If your league is already using
Full-Time then go to www.TheFA.com/
Respect/monitoring to access the
information you need to set-up your
league which includes linking ‘your’
referees to the online feedback system.
For those leagues who were involved,
the system is very similar to the one
used in the Respect pilot.
If your league is not already using
Full-Time and wants to set up on The
FA’s system, go to www.TheFA.com/
FullTime to register.
Using Full-Time has many benefits,
beyond enabling your referees to have
their say about behaviour. County
Football Associations will also run
free workshops to introduce the wider
Full-Time services to leagues.
In addition to the behaviourmonitoring
via referees, we will
also be using a variety of research
methods across the game to gather
information on behaviour.

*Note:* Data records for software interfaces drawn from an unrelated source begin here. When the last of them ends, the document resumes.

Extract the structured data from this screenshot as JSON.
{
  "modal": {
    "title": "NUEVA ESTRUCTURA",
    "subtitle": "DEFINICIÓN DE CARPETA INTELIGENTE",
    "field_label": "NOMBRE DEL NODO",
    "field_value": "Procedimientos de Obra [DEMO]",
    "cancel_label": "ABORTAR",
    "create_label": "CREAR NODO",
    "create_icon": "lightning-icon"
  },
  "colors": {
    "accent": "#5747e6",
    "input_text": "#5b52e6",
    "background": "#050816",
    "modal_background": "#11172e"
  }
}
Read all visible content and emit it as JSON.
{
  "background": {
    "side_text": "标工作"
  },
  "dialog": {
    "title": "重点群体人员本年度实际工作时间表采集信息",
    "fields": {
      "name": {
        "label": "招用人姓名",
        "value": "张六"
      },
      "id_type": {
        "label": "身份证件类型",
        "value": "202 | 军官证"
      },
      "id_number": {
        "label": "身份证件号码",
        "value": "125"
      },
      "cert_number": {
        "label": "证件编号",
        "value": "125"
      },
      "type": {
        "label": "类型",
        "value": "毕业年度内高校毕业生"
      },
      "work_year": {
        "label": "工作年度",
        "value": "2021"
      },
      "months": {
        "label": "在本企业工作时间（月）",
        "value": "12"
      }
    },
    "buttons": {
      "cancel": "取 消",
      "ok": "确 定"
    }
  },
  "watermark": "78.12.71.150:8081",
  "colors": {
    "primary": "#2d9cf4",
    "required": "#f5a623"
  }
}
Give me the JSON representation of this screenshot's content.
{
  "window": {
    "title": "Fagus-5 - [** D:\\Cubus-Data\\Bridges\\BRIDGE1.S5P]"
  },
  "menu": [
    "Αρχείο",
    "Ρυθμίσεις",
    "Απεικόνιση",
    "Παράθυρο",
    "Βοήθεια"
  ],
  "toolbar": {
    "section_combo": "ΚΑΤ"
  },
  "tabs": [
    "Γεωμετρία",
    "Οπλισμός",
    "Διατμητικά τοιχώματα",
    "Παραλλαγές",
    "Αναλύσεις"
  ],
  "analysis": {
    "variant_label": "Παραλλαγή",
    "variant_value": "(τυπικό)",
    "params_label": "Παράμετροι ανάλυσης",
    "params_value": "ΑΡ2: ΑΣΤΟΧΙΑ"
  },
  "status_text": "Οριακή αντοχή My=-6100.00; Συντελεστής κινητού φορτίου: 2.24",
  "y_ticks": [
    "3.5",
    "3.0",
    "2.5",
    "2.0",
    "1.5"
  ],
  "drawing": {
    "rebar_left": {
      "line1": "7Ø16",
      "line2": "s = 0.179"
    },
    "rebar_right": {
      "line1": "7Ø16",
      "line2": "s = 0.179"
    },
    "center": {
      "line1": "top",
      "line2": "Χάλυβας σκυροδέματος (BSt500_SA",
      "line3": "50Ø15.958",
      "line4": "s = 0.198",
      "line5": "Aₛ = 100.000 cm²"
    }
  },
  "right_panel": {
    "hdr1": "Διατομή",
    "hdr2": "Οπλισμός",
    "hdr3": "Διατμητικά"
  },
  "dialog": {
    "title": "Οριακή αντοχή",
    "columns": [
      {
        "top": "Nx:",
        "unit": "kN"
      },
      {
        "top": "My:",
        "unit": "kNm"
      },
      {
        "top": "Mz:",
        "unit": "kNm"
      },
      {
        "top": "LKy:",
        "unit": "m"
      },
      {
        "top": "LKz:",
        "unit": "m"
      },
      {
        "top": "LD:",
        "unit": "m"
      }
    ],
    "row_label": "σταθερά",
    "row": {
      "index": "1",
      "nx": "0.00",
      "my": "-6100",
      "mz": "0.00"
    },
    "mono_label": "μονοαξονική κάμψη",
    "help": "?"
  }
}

These
will include surveys, interviews with
participants, focus group sessions,
message boards and the use of video
diaries with selected participants.
You do not have to use Full-Time
to be involved in Respect but we
recommend that you sign up to one
of the free workshops to be shown
the benefits of using it.
32 Respect Guide for Leagues
Respect Guide for Leagues 33
The red card
If you’re a football administrator, referee
or coach, did you know The FA can help
you carry out all your administrative
To kick-off, all you need is a FAN
(FA Number) – in fact, you’ve probably
already got one.
To obtain or ascertain your FAN and
password, go to www.TheFA.com/FAN
Then go to your County FA website, click
on ‘Member Services’, type in your FAN
and password – and away you go.
You can use the system to update league/
club information, pay fines, affiliate online
and file disciplinary reports – and a lot
more besides. And it’s absolutely free.
Contact your County FA to find out
about free Full-Time workshops.
34 Respect Guide for Leagues
The Football Association
25 Soho Square
T +44 (0)20 7745 4545
F +44 (0)20 7745 4546
36 Respect Guide for Leagues